4. “Charlotte’s Web”: The runt’s a winner, and the computer-generated effects and barnyard antics dazzle and entertain in this live-action adaptation of E.B. White’s classic children’s book. Despite the updates, the picture’s emphasis on the power of friendship comes straight from the book.
5. “United 93”: This highly respectful yet unflinching account of the events of Sept. 11, 2001 — focusing on United Flight 93, which crashed in a Pennsylvania field — offers a great testament to the bravery of average Americans in the face of terrorism. A historically important work, it takes us back, vividly and poignantly, to those few hours that altered how Americans view themselves and the world.
6. “Shut Up & Sing”: If “United 93” evokes the moment Americans first felt devastated and willing to do what was necessary to protect the country, then this exceptional documentary touches on the growing skepticism and discord of the intervening years.
Following the Dixie Chicks from their upbraiding by the public and country radio through the making of their 2006 album “Taking the Long Way,” the picture reveals that Chicks singer Natalie Maines’ infamous comment about the president was about as premeditated as most other things that come out of her mouth.
That is to say, not at all.
7. “The Departed”: Martin Scorsese’s return to gangland offers rough-and-tumble attitude along with great style and superb acting. Matt Damon is especially fine, hardened but still sympathetic as a mole for an Irish American gang who lost sight of himself when he infiltrated the police force.
8. “Inside Man”: Spike Lee’s bank-heist picture is just as involving as “The Departed” and as well acted, though its supporting-cast bench doesn’t go as deep. Whereas Denzel Washington’s magnetism as a hostage negotiator is almost a given, Clive Owen’s quietly powerful work as a bank robber was less expected — especially when he plays so many moments behind a mask. Jodie Foster’s turn as a smooth, morally flexible power broker reminds us of the thoughtful woman behind the action heroine.
9. “The Last King of Scotland”: Forest Whitaker’s phenomenal performance as Idi Amin has captured most of the buzz. But the picture is accomplished overall: a fictionalized account of the late Ugandan president’s reign of terror that is as seductive (and scary) as the protagonist’s (a winningly wide-eyed James McAvoy) experiences working as Amin’s personal physician.

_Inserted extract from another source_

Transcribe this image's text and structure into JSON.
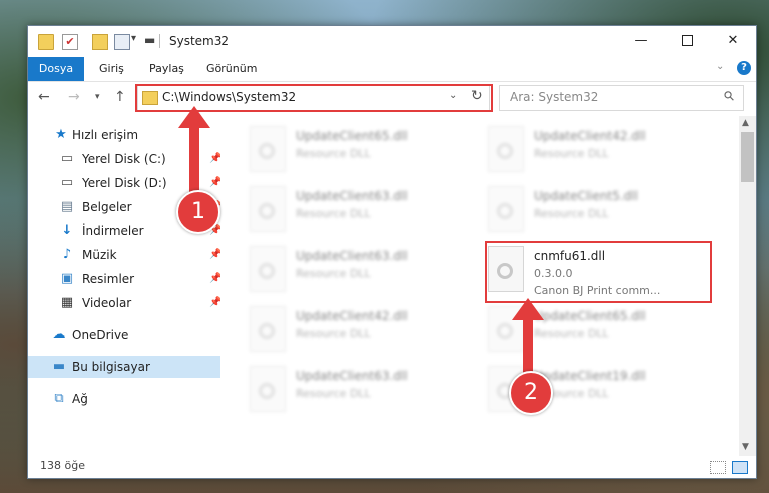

10. “Borat”: Is it pure comedy or a social commentary? Were participants misled? These and other questions have turned this into the most dissected, debated picture of the past few years. At once sophomoric, appalling and uproariously funny, the film — and
Sacha Baron Cohen’s immersive performance — is endlessly, surprisingly fascinating, which one cannot say about most raunchy comedies. And that’s not even counting your cousin’s “very nice” impression.
Carla Meyer can be reached at firstname.lastname@example.org.
Music and more Big Band Bash — 8 p.m. Saturday. Concert of music from Big Band era in Hedrick Little... read more